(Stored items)
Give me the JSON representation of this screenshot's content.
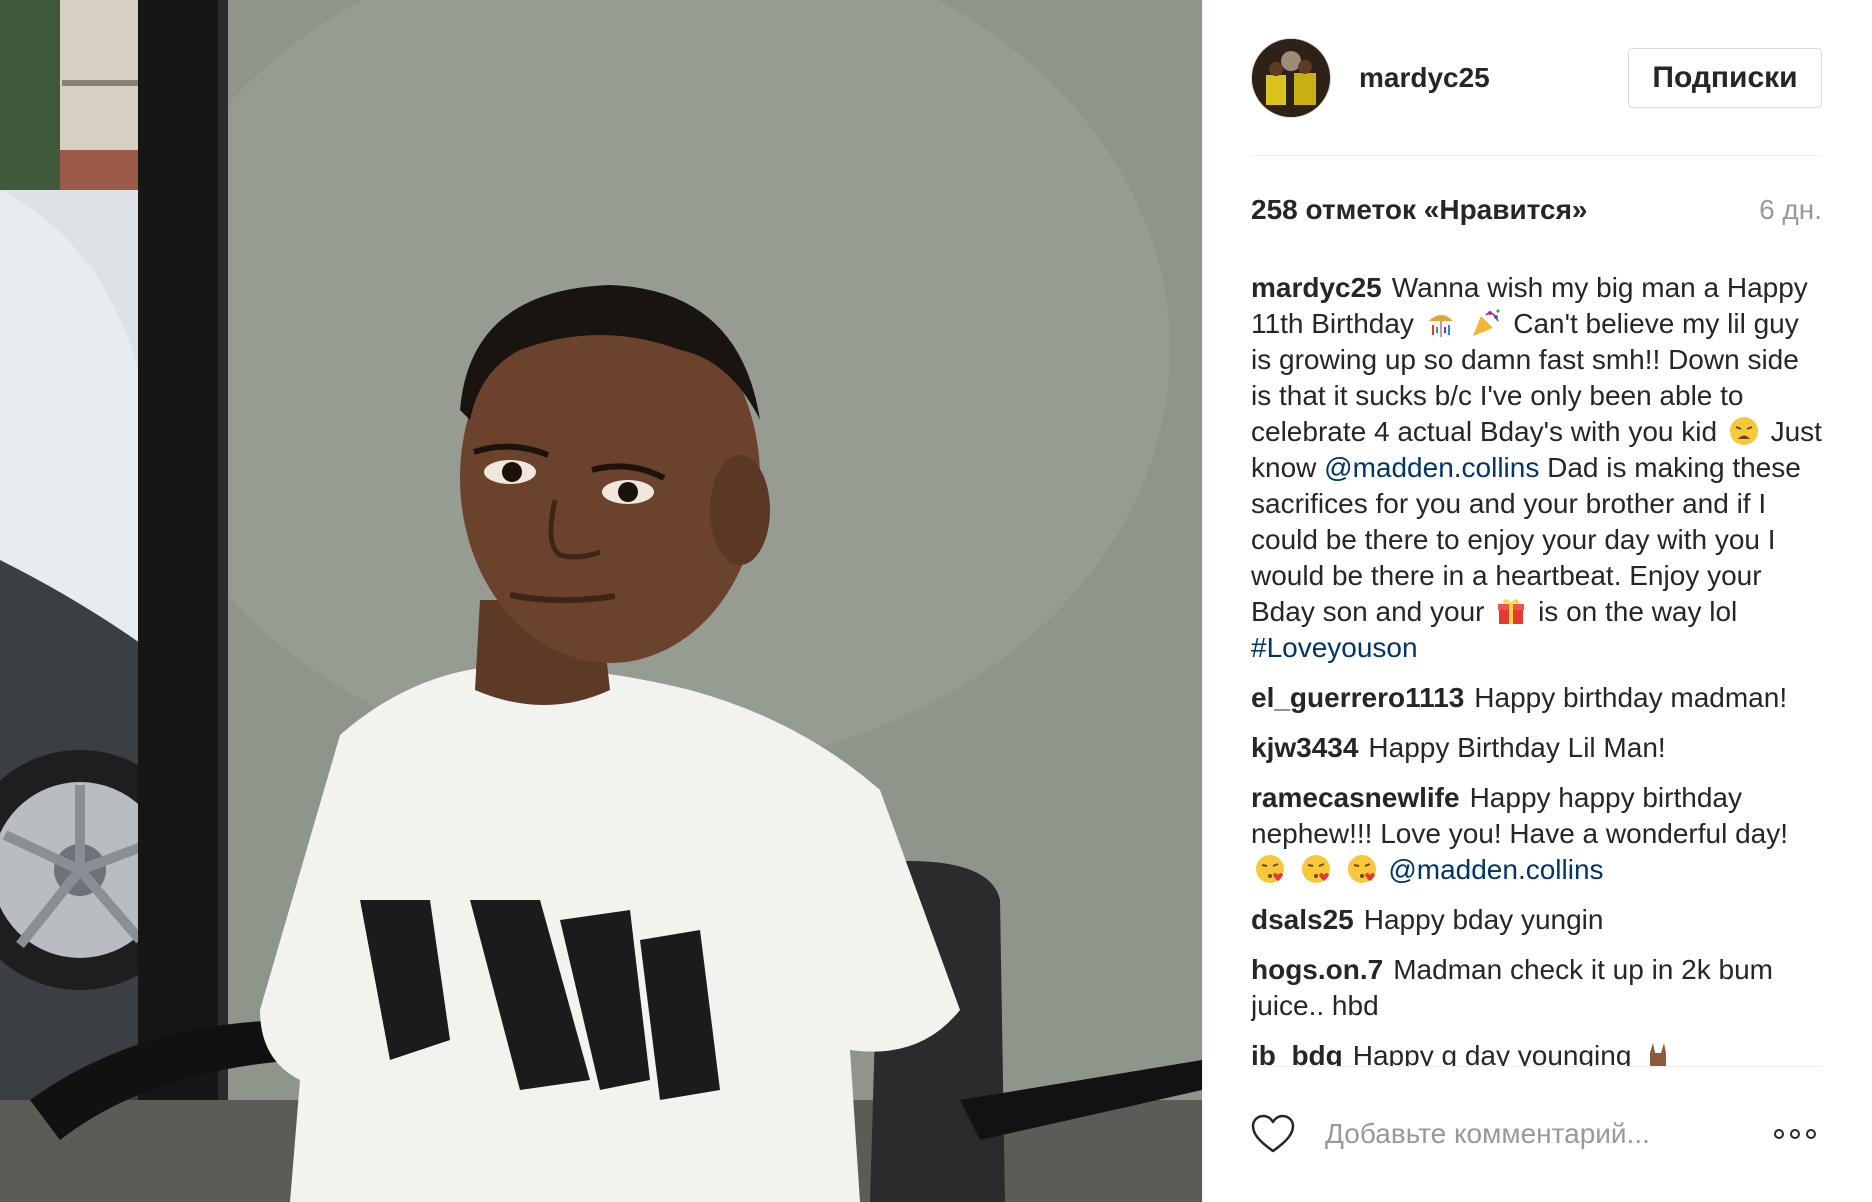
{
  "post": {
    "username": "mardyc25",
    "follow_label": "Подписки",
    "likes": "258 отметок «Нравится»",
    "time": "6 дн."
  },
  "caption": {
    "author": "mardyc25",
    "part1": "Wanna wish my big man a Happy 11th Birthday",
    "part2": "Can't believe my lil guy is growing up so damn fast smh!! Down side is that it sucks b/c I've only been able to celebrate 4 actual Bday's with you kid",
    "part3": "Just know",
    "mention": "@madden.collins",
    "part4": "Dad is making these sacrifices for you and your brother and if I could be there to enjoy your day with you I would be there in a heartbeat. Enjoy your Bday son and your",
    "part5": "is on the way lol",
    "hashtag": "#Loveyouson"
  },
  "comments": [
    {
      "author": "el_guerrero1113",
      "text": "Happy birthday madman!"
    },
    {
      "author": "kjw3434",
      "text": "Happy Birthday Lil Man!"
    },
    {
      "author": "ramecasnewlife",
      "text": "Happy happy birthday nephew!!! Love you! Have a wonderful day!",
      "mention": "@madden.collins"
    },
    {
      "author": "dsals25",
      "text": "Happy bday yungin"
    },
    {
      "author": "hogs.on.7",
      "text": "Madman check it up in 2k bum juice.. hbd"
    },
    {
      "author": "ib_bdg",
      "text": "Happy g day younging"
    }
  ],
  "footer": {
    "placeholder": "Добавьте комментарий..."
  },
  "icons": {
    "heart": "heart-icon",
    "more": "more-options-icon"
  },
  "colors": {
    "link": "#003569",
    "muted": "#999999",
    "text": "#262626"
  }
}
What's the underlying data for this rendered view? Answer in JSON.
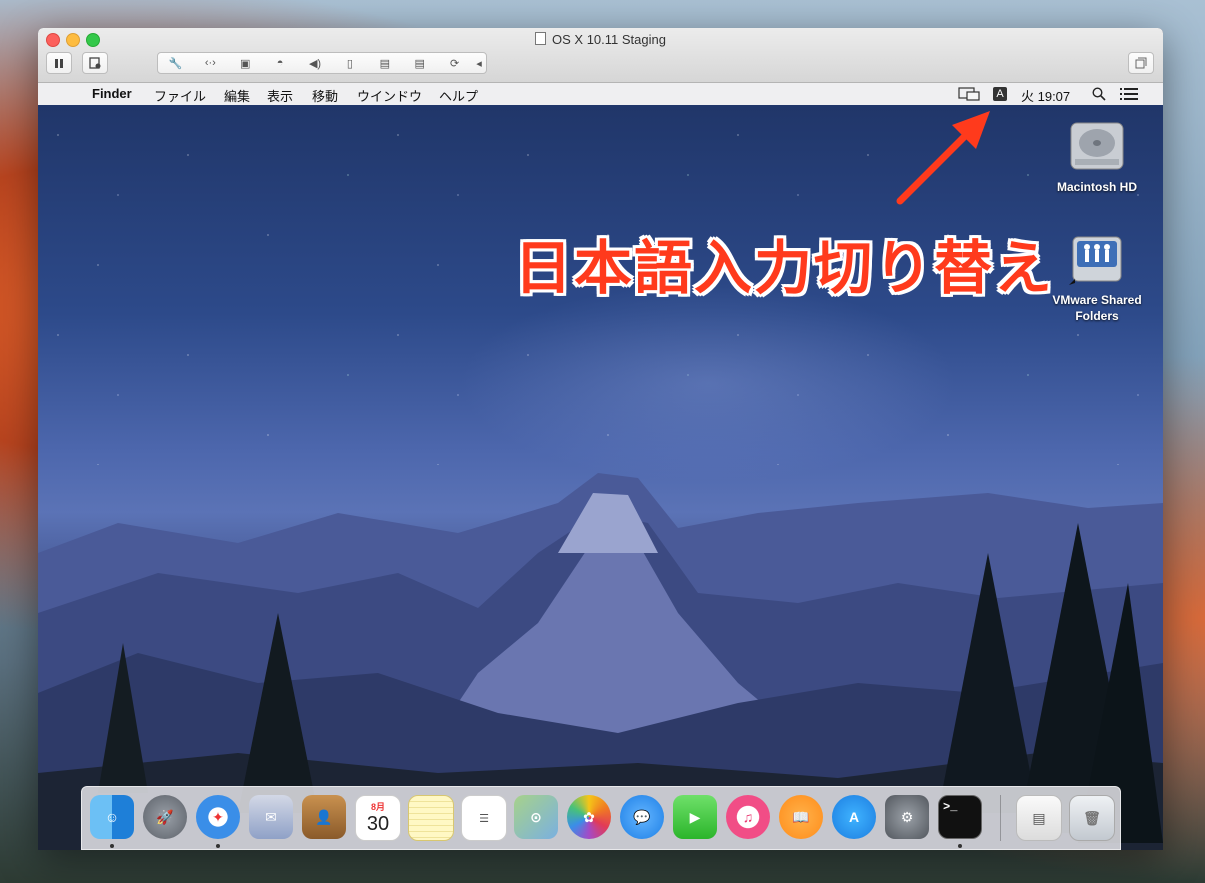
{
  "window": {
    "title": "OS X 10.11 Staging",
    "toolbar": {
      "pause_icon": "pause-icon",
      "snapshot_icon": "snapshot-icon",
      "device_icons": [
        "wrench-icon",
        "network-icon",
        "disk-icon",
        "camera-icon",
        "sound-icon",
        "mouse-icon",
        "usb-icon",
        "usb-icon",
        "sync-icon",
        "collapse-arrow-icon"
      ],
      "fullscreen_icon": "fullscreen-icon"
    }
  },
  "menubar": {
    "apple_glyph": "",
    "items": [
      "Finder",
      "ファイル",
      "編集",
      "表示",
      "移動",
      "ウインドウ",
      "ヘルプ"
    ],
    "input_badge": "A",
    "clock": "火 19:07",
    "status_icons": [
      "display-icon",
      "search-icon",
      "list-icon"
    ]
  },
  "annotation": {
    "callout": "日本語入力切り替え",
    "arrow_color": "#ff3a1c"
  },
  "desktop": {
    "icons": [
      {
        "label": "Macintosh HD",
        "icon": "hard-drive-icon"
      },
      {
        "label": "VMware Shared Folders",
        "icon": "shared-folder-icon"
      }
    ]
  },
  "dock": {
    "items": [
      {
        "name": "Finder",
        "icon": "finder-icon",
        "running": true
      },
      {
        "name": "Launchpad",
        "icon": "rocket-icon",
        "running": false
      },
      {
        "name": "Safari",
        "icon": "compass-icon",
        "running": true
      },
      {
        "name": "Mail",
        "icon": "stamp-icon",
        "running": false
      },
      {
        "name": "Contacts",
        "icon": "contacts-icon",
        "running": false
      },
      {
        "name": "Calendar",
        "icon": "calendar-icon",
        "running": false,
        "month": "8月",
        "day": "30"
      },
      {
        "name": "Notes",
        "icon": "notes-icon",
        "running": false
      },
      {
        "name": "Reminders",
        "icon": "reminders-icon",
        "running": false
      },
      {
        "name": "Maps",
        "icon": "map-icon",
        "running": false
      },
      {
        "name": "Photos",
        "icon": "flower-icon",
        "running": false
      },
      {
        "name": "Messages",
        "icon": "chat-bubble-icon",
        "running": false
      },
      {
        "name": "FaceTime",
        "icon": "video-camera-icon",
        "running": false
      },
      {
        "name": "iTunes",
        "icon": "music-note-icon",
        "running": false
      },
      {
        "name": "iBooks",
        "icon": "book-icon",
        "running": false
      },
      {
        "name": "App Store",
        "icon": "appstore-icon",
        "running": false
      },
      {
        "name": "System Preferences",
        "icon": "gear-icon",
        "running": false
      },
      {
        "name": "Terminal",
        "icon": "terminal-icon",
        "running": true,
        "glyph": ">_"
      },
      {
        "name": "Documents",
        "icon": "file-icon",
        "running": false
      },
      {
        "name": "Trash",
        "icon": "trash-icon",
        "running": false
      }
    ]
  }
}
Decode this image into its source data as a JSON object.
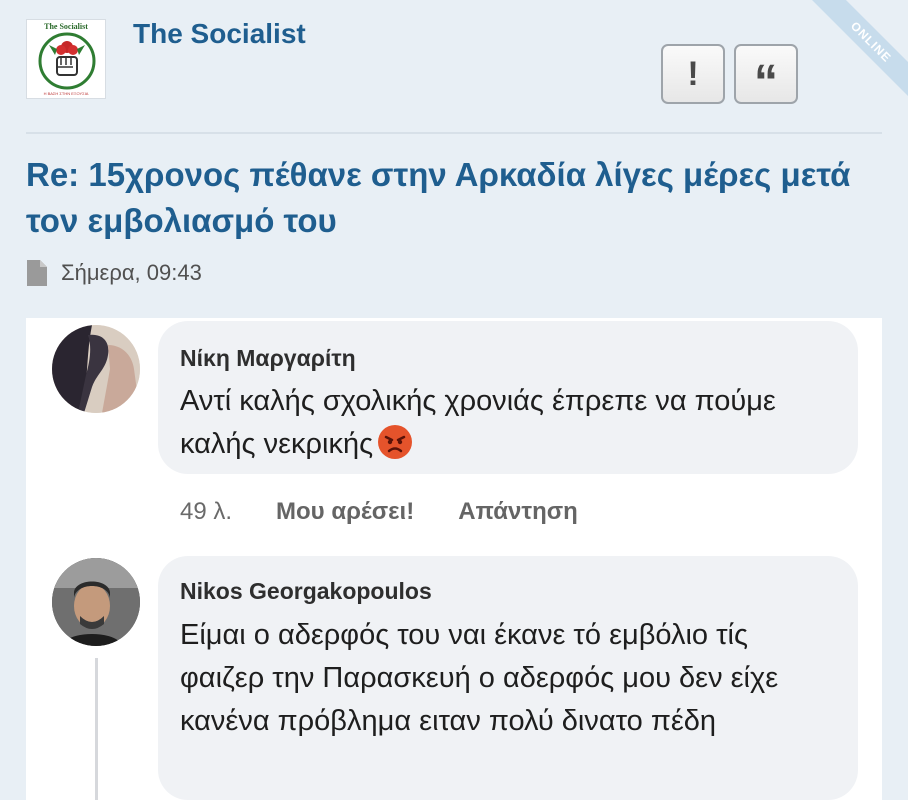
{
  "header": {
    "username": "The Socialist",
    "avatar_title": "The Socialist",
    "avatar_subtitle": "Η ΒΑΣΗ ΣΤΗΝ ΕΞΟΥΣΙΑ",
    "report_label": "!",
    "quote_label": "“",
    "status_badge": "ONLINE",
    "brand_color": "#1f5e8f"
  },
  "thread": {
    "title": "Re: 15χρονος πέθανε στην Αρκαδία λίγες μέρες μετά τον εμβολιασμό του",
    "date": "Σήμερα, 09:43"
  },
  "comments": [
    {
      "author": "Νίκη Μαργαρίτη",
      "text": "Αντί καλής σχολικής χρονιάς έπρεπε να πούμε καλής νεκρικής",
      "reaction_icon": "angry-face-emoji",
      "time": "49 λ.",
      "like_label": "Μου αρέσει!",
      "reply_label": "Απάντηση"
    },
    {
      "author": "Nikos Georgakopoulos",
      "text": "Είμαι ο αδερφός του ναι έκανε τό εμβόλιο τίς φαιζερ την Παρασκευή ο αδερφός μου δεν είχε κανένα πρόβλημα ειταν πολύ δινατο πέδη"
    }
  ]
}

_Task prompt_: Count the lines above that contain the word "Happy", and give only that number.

_Answer to this problem_: 6